October 12, 2015
6:00 - 7:30 pm
State Technical Community College
10915 Hardin Valley Road, Knoxville
J.L. Goins Administration Building, Cafeteria Annex
as a Tool for Geologic and Geotechnical Engineering Site
Characterization Reducing Risk of the Unknown
Joel Daniel, PG
Greensboro, North Carolina
Characterizing subsurface conditions for geologic and geotechnical engineering projects is often challenging and not without some degree of risk. Historical exploration methods such as drilling and test pits are important at providing direct measurements of subsurface conditions and geotechnical properties; however, these methods can be inadequate in producing enough data to develop a good understanding of how these conditions and properties may vary across a site. Geophysical surveys can provide cost-effective means of obtaining additional information to supplement data obtained by direct observation. Several important scenarios where geophysics can play a key role are in the siting of dams and other critical structures, micro-tunneling and trenchless construction, evaluating the extent of buried waste, evaluating seepage pathways, and evaluating reservoir conditions, among others.

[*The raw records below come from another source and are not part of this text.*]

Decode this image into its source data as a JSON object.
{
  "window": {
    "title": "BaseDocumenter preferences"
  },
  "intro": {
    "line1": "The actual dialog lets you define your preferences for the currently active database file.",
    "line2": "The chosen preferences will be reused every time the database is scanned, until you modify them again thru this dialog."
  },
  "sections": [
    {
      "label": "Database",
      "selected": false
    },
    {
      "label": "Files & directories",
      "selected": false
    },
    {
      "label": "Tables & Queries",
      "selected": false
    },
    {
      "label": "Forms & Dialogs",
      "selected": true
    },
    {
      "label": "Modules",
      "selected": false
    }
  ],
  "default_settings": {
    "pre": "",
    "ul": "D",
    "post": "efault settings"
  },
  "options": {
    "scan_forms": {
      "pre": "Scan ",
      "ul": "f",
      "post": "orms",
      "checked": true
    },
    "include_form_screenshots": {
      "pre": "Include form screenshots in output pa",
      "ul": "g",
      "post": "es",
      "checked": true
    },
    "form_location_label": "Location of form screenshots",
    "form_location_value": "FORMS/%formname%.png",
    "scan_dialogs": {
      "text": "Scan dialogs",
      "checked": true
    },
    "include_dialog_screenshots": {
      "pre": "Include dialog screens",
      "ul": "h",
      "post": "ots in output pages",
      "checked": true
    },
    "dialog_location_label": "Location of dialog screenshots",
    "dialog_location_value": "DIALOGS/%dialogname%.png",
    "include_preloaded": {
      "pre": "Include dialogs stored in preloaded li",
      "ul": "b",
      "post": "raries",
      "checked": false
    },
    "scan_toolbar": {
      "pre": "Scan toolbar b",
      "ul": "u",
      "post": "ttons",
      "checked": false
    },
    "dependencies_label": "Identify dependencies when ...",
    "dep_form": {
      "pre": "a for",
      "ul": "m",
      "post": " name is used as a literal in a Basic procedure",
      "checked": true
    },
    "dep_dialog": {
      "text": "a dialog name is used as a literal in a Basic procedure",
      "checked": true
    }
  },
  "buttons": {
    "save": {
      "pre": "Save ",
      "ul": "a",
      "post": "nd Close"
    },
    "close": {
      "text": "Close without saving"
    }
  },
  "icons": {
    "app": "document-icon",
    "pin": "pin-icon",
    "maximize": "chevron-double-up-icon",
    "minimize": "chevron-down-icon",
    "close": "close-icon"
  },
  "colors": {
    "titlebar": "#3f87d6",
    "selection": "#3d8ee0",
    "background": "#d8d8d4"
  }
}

Joel Daniel is a geophysicist with Schnabel Engineering in Greensboro, NC. Joel has over 23 years of experience working in the environmental and geotechnical engineering fields. Joels experience includes the application of near-surface geophysical techniques to environmental and engineering projects. Joel received his BS in Geology from Virginia Tech, and his MS in Geological Sciences from Old Dominion University. Joel is a registered professional geologist in Virginia and a licensed geologist in North Carolina.
Page updated September 30, 2015